For this exercise, repeat every line of the material exactly.

━━━

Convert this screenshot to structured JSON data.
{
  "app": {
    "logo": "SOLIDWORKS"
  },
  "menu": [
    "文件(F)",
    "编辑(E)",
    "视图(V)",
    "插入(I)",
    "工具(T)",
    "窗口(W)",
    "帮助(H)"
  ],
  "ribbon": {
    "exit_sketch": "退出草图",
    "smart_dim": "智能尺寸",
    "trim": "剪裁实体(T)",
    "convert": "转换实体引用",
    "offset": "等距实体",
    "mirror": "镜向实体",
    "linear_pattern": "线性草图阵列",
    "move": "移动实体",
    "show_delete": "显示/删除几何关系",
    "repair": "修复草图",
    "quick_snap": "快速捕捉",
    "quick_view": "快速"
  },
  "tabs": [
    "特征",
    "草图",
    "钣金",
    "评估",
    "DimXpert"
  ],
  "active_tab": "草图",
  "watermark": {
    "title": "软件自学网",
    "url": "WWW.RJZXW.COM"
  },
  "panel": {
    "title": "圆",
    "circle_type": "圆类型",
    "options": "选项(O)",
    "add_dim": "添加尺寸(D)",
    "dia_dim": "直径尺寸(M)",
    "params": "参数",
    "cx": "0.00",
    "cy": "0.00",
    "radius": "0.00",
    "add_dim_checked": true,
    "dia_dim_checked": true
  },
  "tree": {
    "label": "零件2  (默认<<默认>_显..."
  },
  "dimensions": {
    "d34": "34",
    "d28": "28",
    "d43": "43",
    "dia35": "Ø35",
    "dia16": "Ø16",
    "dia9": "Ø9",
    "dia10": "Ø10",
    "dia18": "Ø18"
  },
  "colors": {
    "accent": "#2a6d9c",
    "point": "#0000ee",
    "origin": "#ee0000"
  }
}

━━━

Task solution:
Convert this screenshot to structured JSON data.
{
  "app": {
    "logo": "SOLIDWORKS"
  },
  "menu": [
    "文件(F)",
    "编辑(E)",
    "视图(V)",
    "插入(I)",
    "工具(T)",
    "窗口(W)",
    "帮助(H)"
  ],
  "ribbon": {
    "exit_sketch": "退出草图",
    "smart_dim": "智能尺寸",
    "trim": "剪裁实体(T)",
    "convert": "转换实体引用",
    "offset": "等距实体",
    "mirror": "镜向实体",
    "linear_pattern": "线性草图阵列",
    "move": "移动实体",
    "show_delete": "显示/删除几何关系",
    "repair": "修复草图",
    "quick_snap": "快速捕捉",
    "quick_view": "快速"
  },
  "tabs": [
    "特征",
    "草图",
    "钣金",
    "评估",
    "DimXpert"
  ],
  "active_tab": "草图",
  "watermark": {
    "title": "软件自学网",
    "url": "WWW.RJZXW.COM"
  },
  "panel": {
    "title": "圆",
    "circle_type": "圆类型",
    "options": "选项(O)",
    "add_dim": "添加尺寸(D)",
    "dia_dim": "直径尺寸(M)",
    "params": "参数",
    "cx": "0.00",
    "cy": "0.00",
    "radius": "0.00",
    "add_dim_checked": true,
    "dia_dim_checked": true
  },
  "tree": {
    "label": "零件2  (默认<<默认>_显..."
  },
  "dimensions": {
    "d34": "34",
    "d28": "28",
    "d43": "43",
    "dia35": "Ø35",
    "dia16": "Ø16",
    "dia9": "Ø9",
    "dia10": "Ø10",
    "dia18": "Ø18"
  },
  "colors": {
    "accent": "#2a6d9c",
    "point": "#0000ee",
    "origin": "#ee0000"
  }
}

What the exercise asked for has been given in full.